• Aim of the task:
Look through the records, and whenever a line includes the word "Employed", copy it.

○ ○ ○ ○

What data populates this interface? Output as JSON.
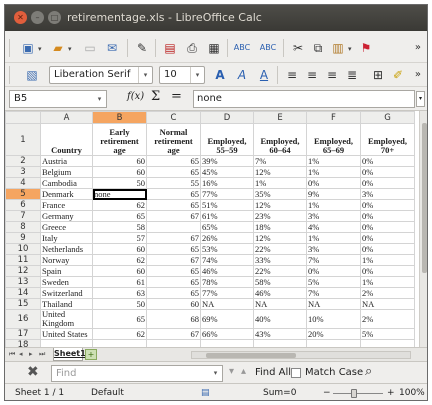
{
  "window": {
    "title": "retirementage.xls - LibreOffice Calc"
  },
  "toolbar": {
    "font_name": "Liberation Serif",
    "font_size": "10",
    "more": "»"
  },
  "formula_bar": {
    "cell_ref": "B5",
    "fx_label": "f(x)",
    "sum_label": "Σ",
    "equals_label": "=",
    "content": "none"
  },
  "grid": {
    "columns": [
      "A",
      "B",
      "C",
      "D",
      "E",
      "F",
      "G"
    ],
    "active_column": "B",
    "active_row": "5",
    "header_row": {
      "row_label": "1",
      "cells": [
        "Country",
        "Early retirement age",
        "Normal retirement age",
        "Employed, 55–59",
        "Employed, 60–64",
        "Employed, 65–69",
        "Employed, 70+"
      ]
    },
    "rows": [
      {
        "n": "2",
        "cells": [
          "Austria",
          "60",
          "65",
          "39%",
          "7%",
          "1%",
          "0%"
        ]
      },
      {
        "n": "3",
        "cells": [
          "Belgium",
          "60",
          "65",
          "45%",
          "12%",
          "1%",
          "0%"
        ]
      },
      {
        "n": "4",
        "cells": [
          "Cambodia",
          "50",
          "55",
          "16%",
          "1%",
          "0%",
          "0%"
        ]
      },
      {
        "n": "5",
        "cells": [
          "Denmark",
          "none",
          "65",
          "77%",
          "35%",
          "9%",
          "3%"
        ]
      },
      {
        "n": "6",
        "cells": [
          "France",
          "62",
          "65",
          "51%",
          "12%",
          "1%",
          "0%"
        ]
      },
      {
        "n": "7",
        "cells": [
          "Germany",
          "65",
          "67",
          "61%",
          "23%",
          "3%",
          "0%"
        ]
      },
      {
        "n": "8",
        "cells": [
          "Greece",
          "58",
          "",
          "65%",
          "18%",
          "4%",
          "0%"
        ]
      },
      {
        "n": "9",
        "cells": [
          "Italy",
          "57",
          "67",
          "26%",
          "12%",
          "1%",
          "0%"
        ]
      },
      {
        "n": "10",
        "cells": [
          "Netherlands",
          "60",
          "65",
          "53%",
          "22%",
          "3%",
          "0%"
        ]
      },
      {
        "n": "11",
        "cells": [
          "Norway",
          "62",
          "67",
          "74%",
          "33%",
          "7%",
          "1%"
        ]
      },
      {
        "n": "12",
        "cells": [
          "Spain",
          "60",
          "65",
          "46%",
          "22%",
          "0%",
          "0%"
        ]
      },
      {
        "n": "13",
        "cells": [
          "Sweden",
          "61",
          "65",
          "78%",
          "58%",
          "5%",
          "1%"
        ]
      },
      {
        "n": "14",
        "cells": [
          "Switzerland",
          "63",
          "65",
          "77%",
          "46%",
          "7%",
          "2%"
        ]
      },
      {
        "n": "15",
        "cells": [
          "Thailand",
          "50",
          "60",
          "NA",
          "NA",
          "NA",
          "NA"
        ]
      },
      {
        "n": "16",
        "cells": [
          "United Kingdom",
          "65",
          "68",
          "69%",
          "40%",
          "10%",
          "2%"
        ]
      },
      {
        "n": "17",
        "cells": [
          "United States",
          "62",
          "67",
          "66%",
          "43%",
          "20%",
          "5%"
        ]
      },
      {
        "n": "18",
        "cells": [
          "",
          "",
          "",
          "",
          "",
          "",
          ""
        ]
      }
    ]
  },
  "sheet_tabs": {
    "active": "Sheet1",
    "add_label": "+"
  },
  "find_bar": {
    "placeholder": "Find",
    "find_all": "Find All",
    "match_case": "Match Case"
  },
  "status_bar": {
    "sheet": "Sheet 1 / 1",
    "style": "Default",
    "sum": "Sum=0",
    "zoom": "100%"
  }
}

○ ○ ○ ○

• Your solution:
        "Employed, 55–59",
        "Employed, 60–64",
        "Employed, 65–69",
        "Employed, 70+"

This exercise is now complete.